8. UCLA: No team in the nation experienced such dramatic highs and lows to start the season as the Bruins, who upset then 18th-ranked Tennessee in overtime in the opener, then went belly-up in a 59-zip loss at BYU in game No. 2. The Bruins' problems were twofold in the first year of the Rick Neuheisel era: 1. They weren't very talented; 2. They had lots of injuries. A third issue grew out of those two: They got little out of the quarterback position. While Kevin Craft led a couple of comeback wins, he also tossed 20 interceptions vs. just seven touchdown passes. In Craft's defense, the offensive line was lousy so there was no running game to take the pressure off him. Neuheisel is scoring elsewhere, though. It appears he's about to land a highly rated recruiting class. On the worrisome side, defensive coordinator DeWayne Walker bolted for New Mexico State.

9. Washington State: First-year coach Paul Wulff didn't inherit much talent and it showed, particularly when he couldn't keep any of his top three quarterbacks healthy. For much of the year, the Cougars looked like the nation's worst BCS conference team. They finished ranked last in the nation in six statistical categories, including rush defense (247.6 yards per game) and turnover margin (minus-1.9) and lower than 100th in 23. Oh, but in the Apple Cup against Washington the Cougars roared, staging an improbable comeback in the waning moments of the fourth quarter to force overtime, where they outlasted the Huskies for a 16-13 victory, thereby relegating their chief rivals to the inglorious spot at the bottom of college football.

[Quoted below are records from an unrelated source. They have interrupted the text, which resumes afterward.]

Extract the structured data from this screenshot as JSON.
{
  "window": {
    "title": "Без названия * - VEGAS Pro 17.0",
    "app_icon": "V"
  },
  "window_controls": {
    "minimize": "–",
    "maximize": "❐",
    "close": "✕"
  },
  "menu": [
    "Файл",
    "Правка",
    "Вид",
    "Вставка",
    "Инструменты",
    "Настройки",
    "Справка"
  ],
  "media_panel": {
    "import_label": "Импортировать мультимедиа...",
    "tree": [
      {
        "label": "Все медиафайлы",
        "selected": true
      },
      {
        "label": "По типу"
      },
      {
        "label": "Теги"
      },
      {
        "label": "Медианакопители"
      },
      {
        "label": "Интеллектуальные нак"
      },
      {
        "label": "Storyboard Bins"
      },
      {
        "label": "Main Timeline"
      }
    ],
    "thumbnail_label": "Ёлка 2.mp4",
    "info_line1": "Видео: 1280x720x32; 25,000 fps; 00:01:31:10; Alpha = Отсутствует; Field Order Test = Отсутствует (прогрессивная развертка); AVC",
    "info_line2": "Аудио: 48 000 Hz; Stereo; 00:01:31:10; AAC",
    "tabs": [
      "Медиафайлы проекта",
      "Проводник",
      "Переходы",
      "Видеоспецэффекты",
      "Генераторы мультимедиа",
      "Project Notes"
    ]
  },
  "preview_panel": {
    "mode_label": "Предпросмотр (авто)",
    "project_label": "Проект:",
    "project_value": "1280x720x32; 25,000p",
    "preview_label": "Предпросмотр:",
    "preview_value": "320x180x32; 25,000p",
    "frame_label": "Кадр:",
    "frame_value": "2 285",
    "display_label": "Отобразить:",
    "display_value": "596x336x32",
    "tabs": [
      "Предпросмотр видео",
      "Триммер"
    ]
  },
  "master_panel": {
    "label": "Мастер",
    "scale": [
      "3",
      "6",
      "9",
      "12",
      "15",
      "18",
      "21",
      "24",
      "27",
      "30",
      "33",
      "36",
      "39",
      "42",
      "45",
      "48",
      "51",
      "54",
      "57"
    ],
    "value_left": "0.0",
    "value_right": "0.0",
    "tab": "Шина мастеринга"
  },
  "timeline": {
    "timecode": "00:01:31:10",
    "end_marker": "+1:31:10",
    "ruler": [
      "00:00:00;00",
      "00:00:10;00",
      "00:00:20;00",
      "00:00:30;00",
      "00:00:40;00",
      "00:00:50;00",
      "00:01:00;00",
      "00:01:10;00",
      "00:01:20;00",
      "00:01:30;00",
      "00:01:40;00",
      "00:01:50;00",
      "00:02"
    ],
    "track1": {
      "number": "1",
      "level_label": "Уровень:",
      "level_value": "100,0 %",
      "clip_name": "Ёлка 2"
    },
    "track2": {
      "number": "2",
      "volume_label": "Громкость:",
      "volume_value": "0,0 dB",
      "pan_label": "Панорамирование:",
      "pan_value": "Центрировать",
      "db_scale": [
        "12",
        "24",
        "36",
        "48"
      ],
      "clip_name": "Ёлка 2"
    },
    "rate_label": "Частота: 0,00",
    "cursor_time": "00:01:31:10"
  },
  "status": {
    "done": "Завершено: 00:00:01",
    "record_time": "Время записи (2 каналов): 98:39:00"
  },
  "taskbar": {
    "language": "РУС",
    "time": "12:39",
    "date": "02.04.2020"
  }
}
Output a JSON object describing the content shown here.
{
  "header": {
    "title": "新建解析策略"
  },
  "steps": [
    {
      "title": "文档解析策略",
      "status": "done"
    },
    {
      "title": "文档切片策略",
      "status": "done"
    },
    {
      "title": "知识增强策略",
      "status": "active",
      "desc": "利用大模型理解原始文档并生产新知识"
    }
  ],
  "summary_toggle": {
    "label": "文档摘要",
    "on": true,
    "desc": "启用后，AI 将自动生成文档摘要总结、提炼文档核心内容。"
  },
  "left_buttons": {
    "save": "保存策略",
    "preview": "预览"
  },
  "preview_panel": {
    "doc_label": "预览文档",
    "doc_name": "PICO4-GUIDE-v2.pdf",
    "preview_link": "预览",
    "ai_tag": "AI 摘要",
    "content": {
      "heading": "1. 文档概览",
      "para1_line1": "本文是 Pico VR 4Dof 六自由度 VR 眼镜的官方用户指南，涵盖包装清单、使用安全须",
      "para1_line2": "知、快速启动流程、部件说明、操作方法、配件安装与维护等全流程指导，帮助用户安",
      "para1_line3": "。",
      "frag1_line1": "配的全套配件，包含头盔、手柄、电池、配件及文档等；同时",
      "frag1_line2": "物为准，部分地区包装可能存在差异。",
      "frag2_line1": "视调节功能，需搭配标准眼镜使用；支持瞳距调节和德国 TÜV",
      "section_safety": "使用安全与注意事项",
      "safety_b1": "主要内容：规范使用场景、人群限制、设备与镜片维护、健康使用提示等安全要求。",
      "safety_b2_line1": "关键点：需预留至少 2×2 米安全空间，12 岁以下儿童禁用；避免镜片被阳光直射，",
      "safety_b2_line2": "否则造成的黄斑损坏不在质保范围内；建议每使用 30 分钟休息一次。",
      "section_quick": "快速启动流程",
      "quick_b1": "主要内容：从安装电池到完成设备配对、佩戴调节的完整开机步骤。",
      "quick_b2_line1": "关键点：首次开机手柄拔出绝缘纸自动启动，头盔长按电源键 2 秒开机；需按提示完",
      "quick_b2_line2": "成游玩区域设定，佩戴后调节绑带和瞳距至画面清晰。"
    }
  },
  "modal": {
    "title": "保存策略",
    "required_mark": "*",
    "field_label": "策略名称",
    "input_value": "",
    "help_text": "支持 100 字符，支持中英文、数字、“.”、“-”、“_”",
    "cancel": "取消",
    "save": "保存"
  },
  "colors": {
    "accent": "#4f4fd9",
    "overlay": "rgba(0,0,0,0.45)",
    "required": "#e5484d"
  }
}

10. Washington: What is there to say about a 0-12 season that ends, not unreasonably, with the coach being fired? Recall that the season started with speculation that Tyrone Willingham needed a bowl game to save his job. A bowl game? Ha. The Huskies were blown out at Oregon to start the season, then fell an extra point short against BYU in game two. When quarterback Jake Locker, the team's unquestioned leader went down with a season-ending thumb injury in a loss to Stanford -- the Huskies' last competitive game until the Apple Cup -- the season was completely lost. New coach Steve Sarkisian inherits a once-proud program that has lost its way. The biggest reason for optimism is this: It can't get any worse.